It’s got nothing to do with jitters or anything like that. You’re just stressing it. As I said eventually it will fail. Google connecting two 5v rails in parallel. There are plenty of explanations as to why doing this is bad practice
As you can see in the thread: it only started working once I reconnected them.
Also there is quite some contrary information out there with people saying one or the other. In the end I have not encountered a single case where NOT removing the voltage line had a negative effect. https://www.rcgroups.com/forums/showpost.php?s=e83ddd9f7650bc51c141657d79e53a11&p=14651248&postcount=11
I’m talking about electrical engineering here. Not RC forums. It’s not a good practice. They teach you that in school.
"In general, a power supply isn’t expected to operate in a redundant mode (i.e. with outputs tied together).
In industry parlance, this function is called OR-ing (not O-ring). If a power supply is designed with OR-ing in mind, there will be several additions to the circuitry:
Some means of isolation (diodes or MOSFETs) Some means of maintaining regulation at absolute zero load (anti-rollback) Some means of load balancing (forced or droop) These factors allow you to connect identical voltage rails together to provide load current beyond what a single supply can do, and allow for the rail to stay up (if the load can be delivered by N-1 units) if a single unit goes down. It also gives you some measure of protection if you accidentally connect a higher voltage to a lower voltage."
I am not sure what you want me to say: It did not work without the connection - now it does. In my case I don’t care what good practice is - I just want it to work.
I read your thread and it is obvious you have a failing ESC since it jitters on a single drive setup and has nothing to do with the receiver wires. Some component in it is faulty. What I suspect is going on is that your 5v line is dropping, which is causing the signal line coming from the receiver to jitter. By connecting the second esc in parallel, that esc’s 5v rail power gets pegged to the other and is most likely why it works.
I would not give recommendations based on a faulty setup. Yours works as long as the second esc doesnt start to jitter and as is you are putting an extra load on it.
The reason you are not meant to connect two 5v rails in parallel is stated above. You can take that however you want.
you’re totally right, not sure why i was so hung up on bluetooth. yes, 2.4ghz remote receiver.
no worries, i should have given you a better explanation earlier.
TWO 3-pin servo wire, male to male ONE splitter, 3-pin servo wire, 2 female to 1 male - something like this

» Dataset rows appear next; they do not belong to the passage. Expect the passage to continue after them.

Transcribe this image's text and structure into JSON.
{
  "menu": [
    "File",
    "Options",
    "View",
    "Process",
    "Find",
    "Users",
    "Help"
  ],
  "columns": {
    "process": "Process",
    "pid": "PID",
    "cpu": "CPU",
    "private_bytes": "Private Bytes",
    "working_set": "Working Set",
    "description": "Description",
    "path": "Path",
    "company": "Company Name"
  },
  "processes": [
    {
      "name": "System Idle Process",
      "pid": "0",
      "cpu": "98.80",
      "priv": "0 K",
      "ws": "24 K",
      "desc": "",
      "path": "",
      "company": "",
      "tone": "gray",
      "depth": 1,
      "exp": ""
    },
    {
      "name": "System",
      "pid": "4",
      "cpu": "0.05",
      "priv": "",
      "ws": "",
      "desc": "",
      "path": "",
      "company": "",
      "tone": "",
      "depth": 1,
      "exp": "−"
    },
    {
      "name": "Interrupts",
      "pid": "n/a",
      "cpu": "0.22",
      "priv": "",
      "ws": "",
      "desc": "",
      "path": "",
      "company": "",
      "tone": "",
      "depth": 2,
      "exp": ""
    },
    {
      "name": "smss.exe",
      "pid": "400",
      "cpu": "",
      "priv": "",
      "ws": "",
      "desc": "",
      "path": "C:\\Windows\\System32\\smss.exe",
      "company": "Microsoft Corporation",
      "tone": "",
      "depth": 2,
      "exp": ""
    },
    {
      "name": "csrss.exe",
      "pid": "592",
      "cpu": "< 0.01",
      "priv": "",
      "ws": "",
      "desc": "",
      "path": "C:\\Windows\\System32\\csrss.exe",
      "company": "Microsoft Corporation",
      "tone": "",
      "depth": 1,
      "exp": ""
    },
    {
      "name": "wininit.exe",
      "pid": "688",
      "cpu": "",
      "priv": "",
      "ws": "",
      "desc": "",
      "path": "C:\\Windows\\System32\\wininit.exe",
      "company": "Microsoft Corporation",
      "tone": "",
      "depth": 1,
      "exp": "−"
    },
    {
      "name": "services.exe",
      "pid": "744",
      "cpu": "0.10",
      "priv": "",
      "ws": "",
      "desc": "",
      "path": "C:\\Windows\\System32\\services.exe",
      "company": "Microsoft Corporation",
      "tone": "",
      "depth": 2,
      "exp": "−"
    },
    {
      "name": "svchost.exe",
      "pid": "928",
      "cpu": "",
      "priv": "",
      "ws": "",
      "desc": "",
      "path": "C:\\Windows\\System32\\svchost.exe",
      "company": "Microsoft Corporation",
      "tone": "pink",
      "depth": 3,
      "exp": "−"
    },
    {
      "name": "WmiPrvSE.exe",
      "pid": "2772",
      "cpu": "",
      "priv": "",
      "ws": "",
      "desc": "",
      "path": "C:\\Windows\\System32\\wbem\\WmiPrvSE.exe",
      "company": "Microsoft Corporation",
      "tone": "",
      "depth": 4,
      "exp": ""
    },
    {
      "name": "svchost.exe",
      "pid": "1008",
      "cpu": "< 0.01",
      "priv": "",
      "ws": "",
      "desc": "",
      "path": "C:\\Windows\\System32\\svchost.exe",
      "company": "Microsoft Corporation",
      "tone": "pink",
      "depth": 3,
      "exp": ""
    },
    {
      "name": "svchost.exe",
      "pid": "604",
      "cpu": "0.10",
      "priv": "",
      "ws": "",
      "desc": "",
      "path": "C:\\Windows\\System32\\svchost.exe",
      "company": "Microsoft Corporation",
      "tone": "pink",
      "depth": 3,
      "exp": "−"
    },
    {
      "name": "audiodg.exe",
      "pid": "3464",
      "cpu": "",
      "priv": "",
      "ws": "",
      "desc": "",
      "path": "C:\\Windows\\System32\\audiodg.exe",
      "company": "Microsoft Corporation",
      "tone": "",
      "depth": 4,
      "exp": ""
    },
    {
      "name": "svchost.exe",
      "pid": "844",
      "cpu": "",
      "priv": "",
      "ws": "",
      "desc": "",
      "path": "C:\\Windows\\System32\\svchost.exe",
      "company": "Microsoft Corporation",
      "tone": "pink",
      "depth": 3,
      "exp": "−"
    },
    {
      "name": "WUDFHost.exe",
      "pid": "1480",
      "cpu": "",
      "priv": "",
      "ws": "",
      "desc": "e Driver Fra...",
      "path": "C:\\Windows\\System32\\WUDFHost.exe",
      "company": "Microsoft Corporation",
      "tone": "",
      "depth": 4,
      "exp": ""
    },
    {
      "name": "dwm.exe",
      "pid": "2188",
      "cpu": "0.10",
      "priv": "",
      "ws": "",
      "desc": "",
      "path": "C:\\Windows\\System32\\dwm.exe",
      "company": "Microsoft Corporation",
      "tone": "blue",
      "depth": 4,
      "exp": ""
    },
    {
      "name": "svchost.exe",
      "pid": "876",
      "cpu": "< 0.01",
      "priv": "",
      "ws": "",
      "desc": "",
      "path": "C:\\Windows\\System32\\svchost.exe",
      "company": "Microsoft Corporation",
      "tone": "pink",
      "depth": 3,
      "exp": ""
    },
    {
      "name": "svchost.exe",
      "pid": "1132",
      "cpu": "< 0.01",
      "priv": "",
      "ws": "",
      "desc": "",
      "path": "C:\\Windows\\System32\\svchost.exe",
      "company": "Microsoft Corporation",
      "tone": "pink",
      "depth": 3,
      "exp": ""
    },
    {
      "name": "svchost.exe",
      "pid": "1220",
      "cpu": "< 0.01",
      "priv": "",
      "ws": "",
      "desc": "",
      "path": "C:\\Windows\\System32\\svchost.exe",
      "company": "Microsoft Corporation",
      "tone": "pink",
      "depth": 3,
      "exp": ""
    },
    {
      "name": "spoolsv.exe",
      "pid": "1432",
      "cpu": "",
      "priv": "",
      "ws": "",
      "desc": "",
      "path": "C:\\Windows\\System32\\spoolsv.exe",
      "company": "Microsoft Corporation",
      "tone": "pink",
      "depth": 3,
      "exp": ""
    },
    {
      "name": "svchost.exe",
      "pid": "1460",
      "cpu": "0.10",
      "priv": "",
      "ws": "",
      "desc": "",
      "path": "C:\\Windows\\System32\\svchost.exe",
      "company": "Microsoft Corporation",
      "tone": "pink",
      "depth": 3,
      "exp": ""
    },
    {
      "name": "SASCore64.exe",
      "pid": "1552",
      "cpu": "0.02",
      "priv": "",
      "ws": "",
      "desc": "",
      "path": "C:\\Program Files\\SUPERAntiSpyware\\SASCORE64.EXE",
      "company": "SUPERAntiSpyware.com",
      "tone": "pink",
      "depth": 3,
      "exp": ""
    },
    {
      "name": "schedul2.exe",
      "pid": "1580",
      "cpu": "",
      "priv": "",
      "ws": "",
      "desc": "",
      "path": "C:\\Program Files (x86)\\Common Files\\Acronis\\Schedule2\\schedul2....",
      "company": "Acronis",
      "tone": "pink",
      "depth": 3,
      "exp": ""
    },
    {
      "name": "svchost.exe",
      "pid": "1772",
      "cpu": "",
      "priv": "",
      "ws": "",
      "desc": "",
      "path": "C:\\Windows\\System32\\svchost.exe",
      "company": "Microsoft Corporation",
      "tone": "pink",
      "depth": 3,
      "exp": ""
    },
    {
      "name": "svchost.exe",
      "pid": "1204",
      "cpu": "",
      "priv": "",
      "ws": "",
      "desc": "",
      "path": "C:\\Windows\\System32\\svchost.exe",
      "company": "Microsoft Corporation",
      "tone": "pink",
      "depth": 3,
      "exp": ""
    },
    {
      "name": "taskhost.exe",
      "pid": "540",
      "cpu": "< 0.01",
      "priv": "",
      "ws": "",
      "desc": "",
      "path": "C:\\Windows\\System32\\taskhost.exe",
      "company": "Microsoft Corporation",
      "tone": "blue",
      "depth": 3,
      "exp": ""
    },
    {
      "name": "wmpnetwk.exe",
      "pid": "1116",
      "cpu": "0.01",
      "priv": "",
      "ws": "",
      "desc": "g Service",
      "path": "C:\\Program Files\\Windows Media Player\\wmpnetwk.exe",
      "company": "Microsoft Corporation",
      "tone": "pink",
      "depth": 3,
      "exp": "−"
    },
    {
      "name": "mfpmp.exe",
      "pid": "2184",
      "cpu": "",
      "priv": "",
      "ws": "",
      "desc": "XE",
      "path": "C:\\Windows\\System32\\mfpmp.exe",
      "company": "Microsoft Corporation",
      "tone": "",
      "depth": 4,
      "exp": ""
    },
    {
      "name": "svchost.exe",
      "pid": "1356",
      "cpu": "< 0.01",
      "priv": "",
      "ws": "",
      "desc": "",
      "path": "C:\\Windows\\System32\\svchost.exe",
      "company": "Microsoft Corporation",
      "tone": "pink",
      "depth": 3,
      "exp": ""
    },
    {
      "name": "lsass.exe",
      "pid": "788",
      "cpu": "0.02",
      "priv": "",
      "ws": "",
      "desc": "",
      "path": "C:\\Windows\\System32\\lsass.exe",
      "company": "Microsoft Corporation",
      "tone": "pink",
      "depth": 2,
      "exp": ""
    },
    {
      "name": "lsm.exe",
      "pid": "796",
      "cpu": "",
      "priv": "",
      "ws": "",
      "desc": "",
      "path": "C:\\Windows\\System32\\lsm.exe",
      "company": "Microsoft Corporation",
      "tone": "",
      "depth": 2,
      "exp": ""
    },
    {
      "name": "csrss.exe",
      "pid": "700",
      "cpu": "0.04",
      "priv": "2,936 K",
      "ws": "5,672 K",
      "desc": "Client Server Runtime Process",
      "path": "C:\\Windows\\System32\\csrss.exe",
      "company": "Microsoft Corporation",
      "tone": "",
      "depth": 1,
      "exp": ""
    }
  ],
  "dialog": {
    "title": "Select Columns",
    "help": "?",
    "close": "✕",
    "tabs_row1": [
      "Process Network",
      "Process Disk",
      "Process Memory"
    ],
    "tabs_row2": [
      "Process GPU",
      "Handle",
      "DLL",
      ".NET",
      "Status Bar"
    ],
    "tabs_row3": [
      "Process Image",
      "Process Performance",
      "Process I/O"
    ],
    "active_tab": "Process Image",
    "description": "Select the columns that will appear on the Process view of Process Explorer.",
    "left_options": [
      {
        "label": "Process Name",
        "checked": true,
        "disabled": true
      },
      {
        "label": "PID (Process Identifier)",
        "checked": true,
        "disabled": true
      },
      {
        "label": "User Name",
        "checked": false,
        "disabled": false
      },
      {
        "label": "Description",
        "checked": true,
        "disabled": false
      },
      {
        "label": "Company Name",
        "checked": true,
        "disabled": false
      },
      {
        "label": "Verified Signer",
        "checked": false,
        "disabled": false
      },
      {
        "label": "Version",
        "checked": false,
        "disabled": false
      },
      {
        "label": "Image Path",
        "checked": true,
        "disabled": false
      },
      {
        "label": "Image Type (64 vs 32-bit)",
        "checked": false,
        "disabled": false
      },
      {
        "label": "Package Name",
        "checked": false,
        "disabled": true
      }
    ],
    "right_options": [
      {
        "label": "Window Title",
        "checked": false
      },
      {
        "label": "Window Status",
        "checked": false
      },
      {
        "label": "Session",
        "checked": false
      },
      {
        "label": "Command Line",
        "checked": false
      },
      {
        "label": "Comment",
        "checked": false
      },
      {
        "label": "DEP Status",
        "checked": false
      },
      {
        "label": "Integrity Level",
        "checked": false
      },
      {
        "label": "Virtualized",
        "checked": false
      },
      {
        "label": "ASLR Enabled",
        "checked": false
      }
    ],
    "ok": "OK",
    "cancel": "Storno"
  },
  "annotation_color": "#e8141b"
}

so, the MALE end of the splitter goes into your remote receiver, for me it’s channel 2 (yours may be different, test it out):
then the two servo wires are connected to the female ends of your splitter.
then each of the servo wires gets connected to your vesc.
watch torqueboards’ instructions on how:
here’s the part where you cut the 5v wire. but let me just explain why again.
if you look at the vesc schematic, the servo connection outputs 5 volts through the center pin.
your remote receiver requires 5 volts to operate.
since we’re connecting two vescs, middle wire will now carry 10 volts to the remote receiver.
that’s why we cut one of the 5v line.
put together it looks like this, RED is the 5v line.
No it will not - it will still carry 5V
hm…if this is the case then no need to cut the wire.
i was strictly going off @psychotiller’s advice but didn’t measure it with a multi-meter.
at this point i’m too lazy to take stuff apart to test, but @moe_lester it may be good to check the voltages. if after connecting everything the middle wire reads 5 volts then you’re good to go, no need to cut anything.
As @Maxid said, the voltage will still be 5v. The reason you cut the wire is what I explained above. It is not done to protect the receiver, it is done to protect the VESCs from each other.
there you go then, makes sense.
i’ve cut one of the 5v wires, works great.
I’ve also heard you should disconnect 1 of the red wires in Y-servo config. Makes sense.
Maybe use the redundant red wire for a lil 5V tail light? Curious if this would be bad for the vesc, and what kind of amp draw this 5V out would allow for safely. @PXSS, maybe you could help here? Sorry, I’m no electrical engineer as you might’ve guessed.
I think the VESC can output 1A from the 5V rail. I’m just going by memory though. There are several threads about pulling power from the vesc for led lights. As long as you’re not pulling a lot of power, you’re not damaging anything
I might have missed something, but why not can bus?
Cut the wire and you’ll have no issues or surprises. I I’ve ran it both ways. Cut wire is better.
Canbus is just an unneeded complication and doesn’t always work.
I’ve heard that, but never had the problem myself. Weird.
Just curious, if I am splitting ppm, can I still use a Bluetooth module?
Pretty sure not. I kept running into problems because the apps can only connect to one so the other never connects. Got it to work once but never again
What about only connecting it to one VESC, or having a module for each. Not the most convenient I kmow, but possible?
i’ll test it once I get my vescs back.
got 10 modules in stock atm if you wanna pick one or two up